For the internet readers. A blog. A celebration. 1 Shout for joy to God, all the Stevens! 2 Sing the proofs of his faithfulness for the last few months;     make his praise as loud as our neighbor's garage band. 3 Say to God, “How awesome are your plans!     So great is your arranging of a nanny for us,     and now the marriage of Katie and Alec. 4 All the earth bows down to God;     they sing praise to you for the friendships made,     they sing praises for the new marriage beginning.” 5 Come and see what God has done,     his awesome deeds for our family! 6 He turned my postpartum weeks into rest,     I passed through the turmoil with help—     come, let us rejoice for the months that Katie dwelt here! 7 She loved our children through your great love,     her eyes watched over the household affairs—     let not this desperate mother forget your faithfulness. 8 Praise our God, all peoples,     let the words of his praise be read in other count

Psalm 4: A Mother's Lament of Her Home

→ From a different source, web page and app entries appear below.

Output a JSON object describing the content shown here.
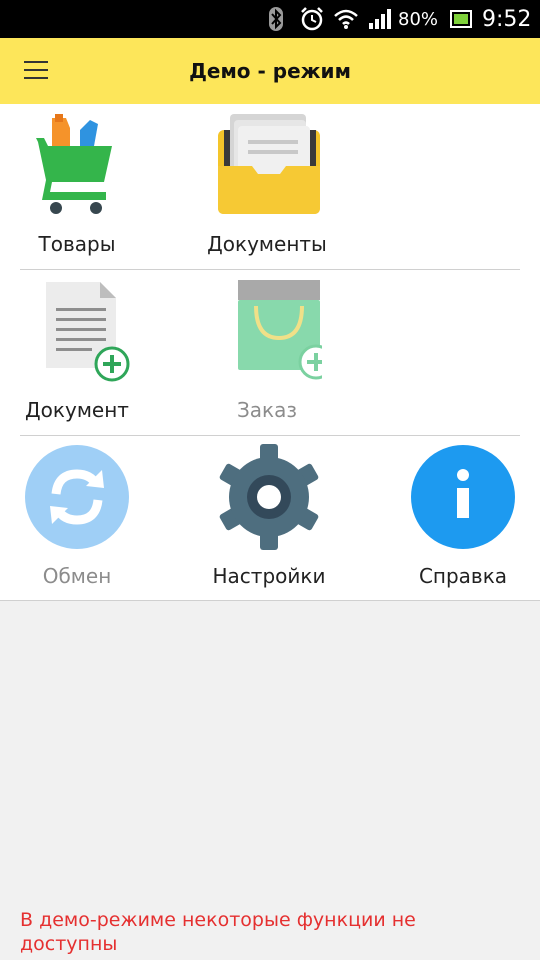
{
  "status_bar": {
    "battery_percent": "80%",
    "time": "9:52",
    "icons": [
      "bluetooth-icon",
      "alarm-icon",
      "wifi-icon",
      "signal-icon",
      "battery-icon"
    ]
  },
  "app_bar": {
    "title": "Демо - режим",
    "menu_icon": "hamburger-menu-icon",
    "background": "#fde65a"
  },
  "menu": {
    "rows": [
      [
        {
          "label": "Товары",
          "icon": "shopping-cart-icon",
          "enabled": true
        },
        {
          "label": "Документы",
          "icon": "documents-folder-icon",
          "enabled": true
        }
      ],
      [
        {
          "label": "Документ",
          "icon": "new-document-icon",
          "enabled": true
        },
        {
          "label": "Заказ",
          "icon": "new-order-bag-icon",
          "enabled": false
        }
      ],
      [
        {
          "label": "Обмен",
          "icon": "sync-icon",
          "enabled": false
        },
        {
          "label": "Настройки",
          "icon": "gear-icon",
          "enabled": true
        },
        {
          "label": "Справка",
          "icon": "info-icon",
          "enabled": true
        }
      ]
    ]
  },
  "footer": {
    "warning": "В демо-режиме некоторые функции не доступны",
    "warning_color": "#e53030"
  }
}
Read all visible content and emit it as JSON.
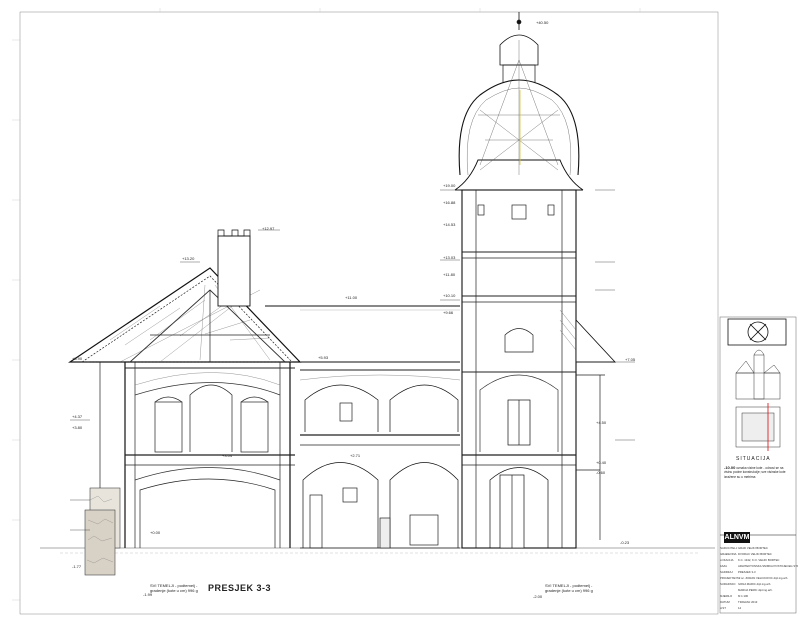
{
  "drawing": {
    "section_title": "PRESJEK 3-3",
    "situation_label": "SITUACIJA",
    "legend_mark": "-10.00",
    "legend_text": "oznaka visine kote - odnosi se na visinu podne konstrukcije; sve visinske kote izražene su u metrima",
    "scale_note_left": "SVI TEMELJI - podtemelj - gradenje (kote u cm) 996 g",
    "scale_note_right": "SVI TEMELJI - podtemelj - gradenje (kote u cm) 996 g"
  },
  "elevations": {
    "tower_top": "+40.50",
    "tower_1": "+19.00",
    "tower_2": "+16.88",
    "tower_3": "+14.53",
    "tower_4": "+13.03",
    "tower_5": "+11.80",
    "tower_6": "+10.10",
    "tower_7": "+9.66",
    "left_roof_top": "+13.20",
    "chimney_top": "+12.97",
    "roof_mid": "+11.00",
    "eave_left": "+5.90",
    "eave_right": "+5.93",
    "floor_1": "+4.37",
    "floor_2": "+3.80",
    "floor_3": "+3.04",
    "floor_4": "+2.71",
    "ground": "+0.00",
    "base_left": "-1.77",
    "base_right": "-0.23",
    "foundation_left": "-1.99",
    "foundation_right": "-2.00",
    "right_1": "+7.05",
    "right_2": "+4.50",
    "right_3": "+0.40",
    "right_4": "-0.60"
  },
  "title_block": {
    "logo": "ALNVM",
    "rows": [
      {
        "k": "NARUČITELJ",
        "v": "GRAD VELIKI BORTEC"
      },
      {
        "k": "GRAĐEVINA",
        "v": "DVORAC VELIKI BORTEC"
      },
      {
        "k": "LOKACIJA",
        "v": "K.Č. 1342, K.O. VELIKI BORTEC"
      },
      {
        "k": "FAZA",
        "v": "ARHITEKTONSKA SNIMKA POSTOJEĆEG STANJA"
      },
      {
        "k": "SADRŽAJ",
        "v": "PRESJEK 3-3"
      },
      {
        "k": "PROJEKTANT",
        "v": "dr.sc. ZORAN VELIČKOVIĆ dipl.ing.arh."
      },
      {
        "k": "SURADNICI",
        "v": "IVANA MARIĆ dipl.ing.arh."
      },
      {
        "k": "",
        "v": "MARIJA PERIĆ dipl.ing.arh."
      },
      {
        "k": "MJERILO",
        "v": "M 1:100"
      },
      {
        "k": "DATUM",
        "v": "TRAVANJ 2013"
      },
      {
        "k": "LIST",
        "v": "14"
      }
    ]
  }
}
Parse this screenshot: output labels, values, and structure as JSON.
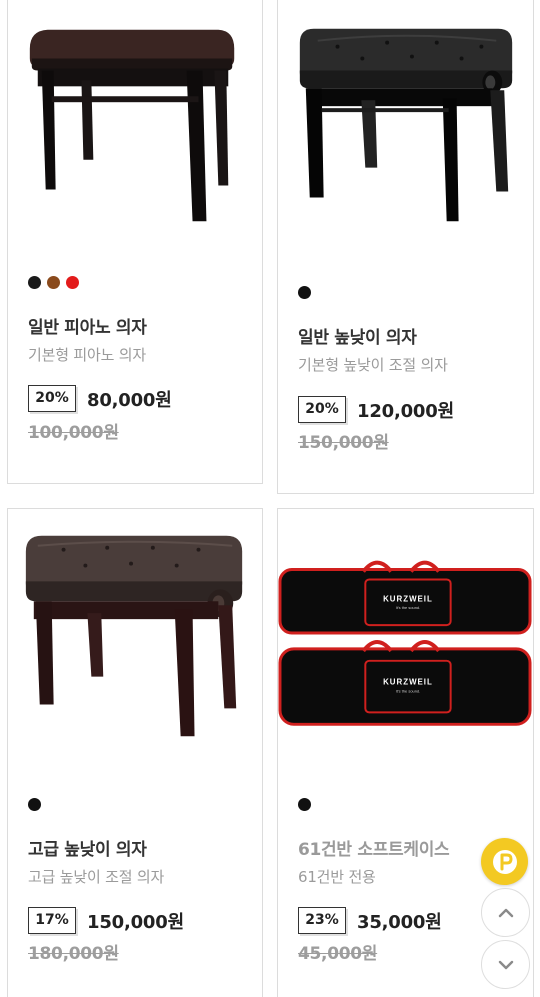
{
  "products": [
    {
      "name": "일반 피아노 의자",
      "description": "기본형 피아노 의자",
      "discount": "20%",
      "price": "80,000원",
      "original_price": "100,000원",
      "colors": [
        "#1a1a1a",
        "#8a4a1c",
        "#e31b1b"
      ],
      "image": "piano-bench-brown-top"
    },
    {
      "name": "일반 높낮이 의자",
      "description": "기본형 높낮이 조절 의자",
      "discount": "20%",
      "price": "120,000원",
      "original_price": "150,000원",
      "colors": [
        "#111111"
      ],
      "image": "adjustable-bench-black"
    },
    {
      "name": "고급 높낮이 의자",
      "description": "고급 높낮이 조절 의자",
      "discount": "17%",
      "price": "150,000원",
      "original_price": "180,000원",
      "colors": [
        "#111111"
      ],
      "image": "adjustable-bench-premium-brown"
    },
    {
      "name": "61건반 소프트케이스",
      "description": "61건반 전용",
      "discount": "23%",
      "price": "35,000원",
      "original_price": "45,000원",
      "colors": [
        "#111111"
      ],
      "image": "keyboard-soft-case",
      "case_brand": "KURZWEIL",
      "case_tagline": "It's the sound."
    }
  ],
  "floating_buttons": {
    "point_icon": "point-coin-icon",
    "up_icon": "chevron-up-icon",
    "down_icon": "chevron-down-icon",
    "point_color": "#f3c922"
  }
}
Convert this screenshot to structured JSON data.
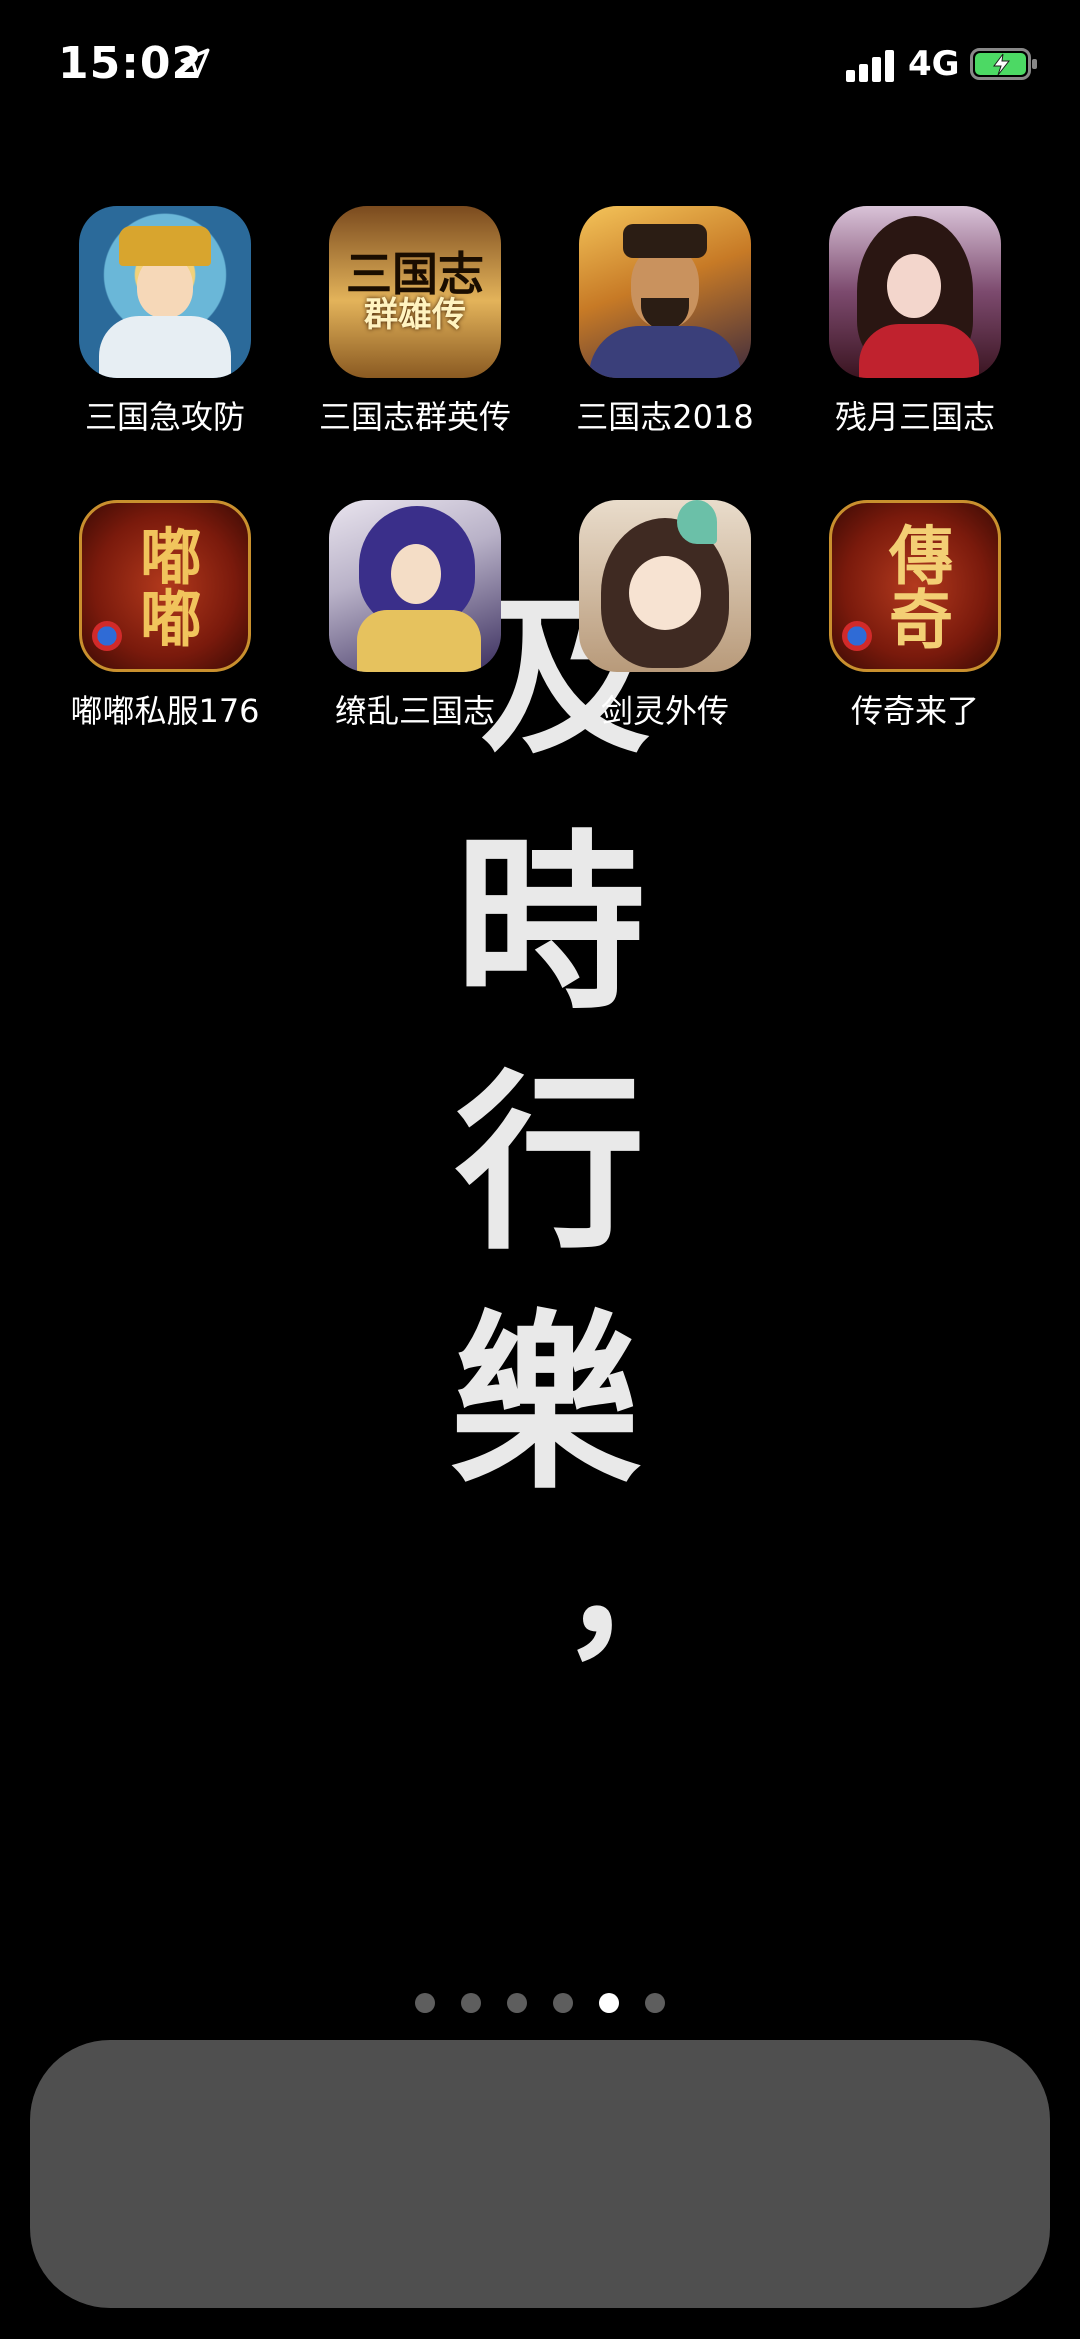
{
  "status_bar": {
    "time": "15:02",
    "network": "4G",
    "battery_color": "#4cd964"
  },
  "wallpaper": {
    "characters": [
      "及",
      "時",
      "行",
      "樂",
      "，"
    ]
  },
  "apps": [
    {
      "label": "三国急攻防",
      "icon": "hero-portrait-icon",
      "glyph": ""
    },
    {
      "label": "三国志群英传",
      "icon": "sanguozhi-logo-icon",
      "glyph": "三国志\n群雄传"
    },
    {
      "label": "三国志2018",
      "icon": "warlord-portrait-icon",
      "glyph": ""
    },
    {
      "label": "残月三国志",
      "icon": "heroine-portrait-icon",
      "glyph": ""
    },
    {
      "label": "嘟嘟私服176",
      "icon": "dudu-logo-icon",
      "glyph": "嘟嘟"
    },
    {
      "label": "缭乱三国志",
      "icon": "samurai-portrait-icon",
      "glyph": ""
    },
    {
      "label": "剑灵外传",
      "icon": "girl-portrait-icon",
      "glyph": ""
    },
    {
      "label": "传奇来了",
      "icon": "chuanqi-logo-icon",
      "glyph": "傳奇"
    }
  ],
  "page_dots": {
    "count": 6,
    "active_index": 4
  }
}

For the internet world. To the Kitty Piano accompaniment. A Psalm of Abigail 1   Answer me when I call to you,        my righteous God.      Give me relief from my distress;         have mercy on me and hear my prayer. 2    How long will my children turn my home into a pigsty?         How long will they abuse the furniture and leave honey drips on the floor? 3    Know that the Lord has set me apart as his faithful servant not theirs         the Lord knows about every fingerprint on the walls. 4    Tidy up and do not sin;          if you have a moment in bed,          search your hearts and be content. 5    Offer thanks for the unbroken dishes          and trust in the Lord. 6    Many, Lord, are asking, "Who will bring us a new sofa?"          Let me acknowledge the places to sit with you among us. 7    Fill my heart with joy          when their laughter and new games cause wear and tear. 8    In peace I will lie down and sleep a few hours,          for

Why People Drain Me

I've heard that introverts are people who prefer solitude, that they're energized by being alone and that they tend to focus on internal feelings as opposed to external stimulation. I've always thought myself an introvert, but I'm not so sure any more. Here's why. I've noticed that certain people rapidly drain me of energy, such as small children, strangers, complainers, sulky teens, big groups, long-winded talkers, and reserved types. After an extended period of time with these people, I'm ready to be alone for a few hours. However, other kinds of people energize me. Some of my energizing people are introverts. Some are extroverts. Some are shy. Others are more talkative. After having coffee with these people, I'm full of new ideas about life and parenting and the world. Do you see my dilemma? I don't necessarily prefer solitude over being with people. I prefer solitude to being with draining people. And I prefer being with energizing people o

Comstock Chronicles: Farewell to the Rabbit

In the mornings when I throw open our bedroom curtains, I see our rabbit hunched down on the cement pad beneath our avocado tree. She stares at me out of one glassy eye and sometimes rises up on her hind legs at movement from inside. We’ve given up trying to chase her into her hutch at night; she's become too evasive. In fact, if she hears the screen door clatter open while she's nibbling grass pellets in her hutch, she’ll spring out so we can't trap her inside. Phil, pitying her joints, has put a ramp up to her door so that she doesn't have to leap the three feet to the ground. Now we stand over the Amazon box with the labels still affixed to the sides.  I’ve set the box in a hole I dug in our garden, and the children and I squat around it.  “Now you’ll have to tell us the last Bigwig story,” Rose says as she and Lee stroke the rabbit's soft fur.  I respond with some sort of agreement. I’ve made our rabbit more clever than an ordinary scrub-and-sag